## TASK STATEMENT
For each record below, write an exact copy.
---*---
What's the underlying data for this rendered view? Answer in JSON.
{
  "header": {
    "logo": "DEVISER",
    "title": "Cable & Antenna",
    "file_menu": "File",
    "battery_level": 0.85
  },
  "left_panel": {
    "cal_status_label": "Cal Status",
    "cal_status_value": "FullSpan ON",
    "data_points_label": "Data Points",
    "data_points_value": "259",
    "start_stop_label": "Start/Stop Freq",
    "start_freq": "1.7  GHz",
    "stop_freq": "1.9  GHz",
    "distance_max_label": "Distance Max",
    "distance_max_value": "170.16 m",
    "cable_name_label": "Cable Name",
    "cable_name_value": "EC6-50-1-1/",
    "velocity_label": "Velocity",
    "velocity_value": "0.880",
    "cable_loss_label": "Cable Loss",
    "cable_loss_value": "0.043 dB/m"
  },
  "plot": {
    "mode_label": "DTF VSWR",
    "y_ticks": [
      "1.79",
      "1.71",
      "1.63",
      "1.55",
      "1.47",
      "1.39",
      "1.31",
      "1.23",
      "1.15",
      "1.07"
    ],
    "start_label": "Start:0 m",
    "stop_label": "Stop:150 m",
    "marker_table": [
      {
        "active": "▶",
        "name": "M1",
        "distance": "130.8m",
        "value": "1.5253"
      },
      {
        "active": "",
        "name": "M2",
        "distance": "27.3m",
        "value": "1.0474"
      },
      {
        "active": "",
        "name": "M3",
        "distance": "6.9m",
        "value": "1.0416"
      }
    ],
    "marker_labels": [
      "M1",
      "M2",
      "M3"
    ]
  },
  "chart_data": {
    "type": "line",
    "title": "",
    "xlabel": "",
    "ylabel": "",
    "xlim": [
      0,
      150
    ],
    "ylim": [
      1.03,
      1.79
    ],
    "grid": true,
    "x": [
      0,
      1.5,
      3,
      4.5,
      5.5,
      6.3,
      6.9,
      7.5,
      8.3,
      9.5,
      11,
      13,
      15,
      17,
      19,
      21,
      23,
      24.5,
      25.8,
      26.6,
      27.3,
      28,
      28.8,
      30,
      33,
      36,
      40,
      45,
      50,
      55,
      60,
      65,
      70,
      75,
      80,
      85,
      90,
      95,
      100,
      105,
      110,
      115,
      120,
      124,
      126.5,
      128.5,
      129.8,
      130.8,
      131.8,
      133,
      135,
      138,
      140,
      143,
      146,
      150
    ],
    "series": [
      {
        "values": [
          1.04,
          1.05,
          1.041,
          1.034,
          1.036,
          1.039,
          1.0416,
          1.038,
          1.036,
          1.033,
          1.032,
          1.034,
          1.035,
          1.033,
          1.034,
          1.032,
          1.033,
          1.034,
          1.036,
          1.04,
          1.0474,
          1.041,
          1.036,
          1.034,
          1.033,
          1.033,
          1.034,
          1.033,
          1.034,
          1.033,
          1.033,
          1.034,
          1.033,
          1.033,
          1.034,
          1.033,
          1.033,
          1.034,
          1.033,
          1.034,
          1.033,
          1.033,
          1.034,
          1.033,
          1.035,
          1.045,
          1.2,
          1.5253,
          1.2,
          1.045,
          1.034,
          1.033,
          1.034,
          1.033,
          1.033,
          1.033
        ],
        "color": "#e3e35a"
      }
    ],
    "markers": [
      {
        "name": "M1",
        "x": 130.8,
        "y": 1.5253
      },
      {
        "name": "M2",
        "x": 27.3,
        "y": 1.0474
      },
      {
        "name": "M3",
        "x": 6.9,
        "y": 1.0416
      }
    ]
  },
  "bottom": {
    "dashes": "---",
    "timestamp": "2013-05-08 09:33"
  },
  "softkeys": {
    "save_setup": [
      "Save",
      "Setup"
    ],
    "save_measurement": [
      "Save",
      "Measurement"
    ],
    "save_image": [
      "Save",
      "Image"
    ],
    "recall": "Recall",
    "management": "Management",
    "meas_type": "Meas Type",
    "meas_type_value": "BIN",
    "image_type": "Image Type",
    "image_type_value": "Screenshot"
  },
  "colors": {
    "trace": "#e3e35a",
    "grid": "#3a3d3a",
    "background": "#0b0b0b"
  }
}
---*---
## ANSWER TO THE EXERCISE
What's the underlying data for this rendered view? Answer in JSON.
{
  "header": {
    "logo": "DEVISER",
    "title": "Cable & Antenna",
    "file_menu": "File",
    "battery_level": 0.85
  },
  "left_panel": {
    "cal_status_label": "Cal Status",
    "cal_status_value": "FullSpan ON",
    "data_points_label": "Data Points",
    "data_points_value": "259",
    "start_stop_label": "Start/Stop Freq",
    "start_freq": "1.7  GHz",
    "stop_freq": "1.9  GHz",
    "distance_max_label": "Distance Max",
    "distance_max_value": "170.16 m",
    "cable_name_label": "Cable Name",
    "cable_name_value": "EC6-50-1-1/",
    "velocity_label": "Velocity",
    "velocity_value": "0.880",
    "cable_loss_label": "Cable Loss",
    "cable_loss_value": "0.043 dB/m"
  },
  "plot": {
    "mode_label": "DTF VSWR",
    "y_ticks": [
      "1.79",
      "1.71",
      "1.63",
      "1.55",
      "1.47",
      "1.39",
      "1.31",
      "1.23",
      "1.15",
      "1.07"
    ],
    "start_label": "Start:0 m",
    "stop_label": "Stop:150 m",
    "marker_table": [
      {
        "active": "▶",
        "name": "M1",
        "distance": "130.8m",
        "value": "1.5253"
      },
      {
        "active": "",
        "name": "M2",
        "distance": "27.3m",
        "value": "1.0474"
      },
      {
        "active": "",
        "name": "M3",
        "distance": "6.9m",
        "value": "1.0416"
      }
    ],
    "marker_labels": [
      "M1",
      "M2",
      "M3"
    ]
  },
  "chart_data": {
    "type": "line",
    "title": "",
    "xlabel": "",
    "ylabel": "",
    "xlim": [
      0,
      150
    ],
    "ylim": [
      1.03,
      1.79
    ],
    "grid": true,
    "x": [
      0,
      1.5,
      3,
      4.5,
      5.5,
      6.3,
      6.9,
      7.5,
      8.3,
      9.5,
      11,
      13,
      15,
      17,
      19,
      21,
      23,
      24.5,
      25.8,
      26.6,
      27.3,
      28,
      28.8,
      30,
      33,
      36,
      40,
      45,
      50,
      55,
      60,
      65,
      70,
      75,
      80,
      85,
      90,
      95,
      100,
      105,
      110,
      115,
      120,
      124,
      126.5,
      128.5,
      129.8,
      130.8,
      131.8,
      133,
      135,
      138,
      140,
      143,
      146,
      150
    ],
    "series": [
      {
        "values": [
          1.04,
          1.05,
          1.041,
          1.034,
          1.036,
          1.039,
          1.0416,
          1.038,
          1.036,
          1.033,
          1.032,
          1.034,
          1.035,
          1.033,
          1.034,
          1.032,
          1.033,
          1.034,
          1.036,
          1.04,
          1.0474,
          1.041,
          1.036,
          1.034,
          1.033,
          1.033,
          1.034,
          1.033,
          1.034,
          1.033,
          1.033,
          1.034,
          1.033,
          1.033,
          1.034,
          1.033,
          1.033,
          1.034,
          1.033,
          1.034,
          1.033,
          1.033,
          1.034,
          1.033,
          1.035,
          1.045,
          1.2,
          1.5253,
          1.2,
          1.045,
          1.034,
          1.033,
          1.034,
          1.033,
          1.033,
          1.033
        ],
        "color": "#e3e35a"
      }
    ],
    "markers": [
      {
        "name": "M1",
        "x": 130.8,
        "y": 1.5253
      },
      {
        "name": "M2",
        "x": 27.3,
        "y": 1.0474
      },
      {
        "name": "M3",
        "x": 6.9,
        "y": 1.0416
      }
    ]
  },
  "bottom": {
    "dashes": "---",
    "timestamp": "2013-05-08 09:33"
  },
  "softkeys": {
    "save_setup": [
      "Save",
      "Setup"
    ],
    "save_measurement": [
      "Save",
      "Measurement"
    ],
    "save_image": [
      "Save",
      "Image"
    ],
    "recall": "Recall",
    "management": "Management",
    "meas_type": "Meas Type",
    "meas_type_value": "BIN",
    "image_type": "Image Type",
    "image_type_value": "Screenshot"
  },
  "colors": {
    "trace": "#e3e35a",
    "grid": "#3a3d3a",
    "background": "#0b0b0b"
  }
}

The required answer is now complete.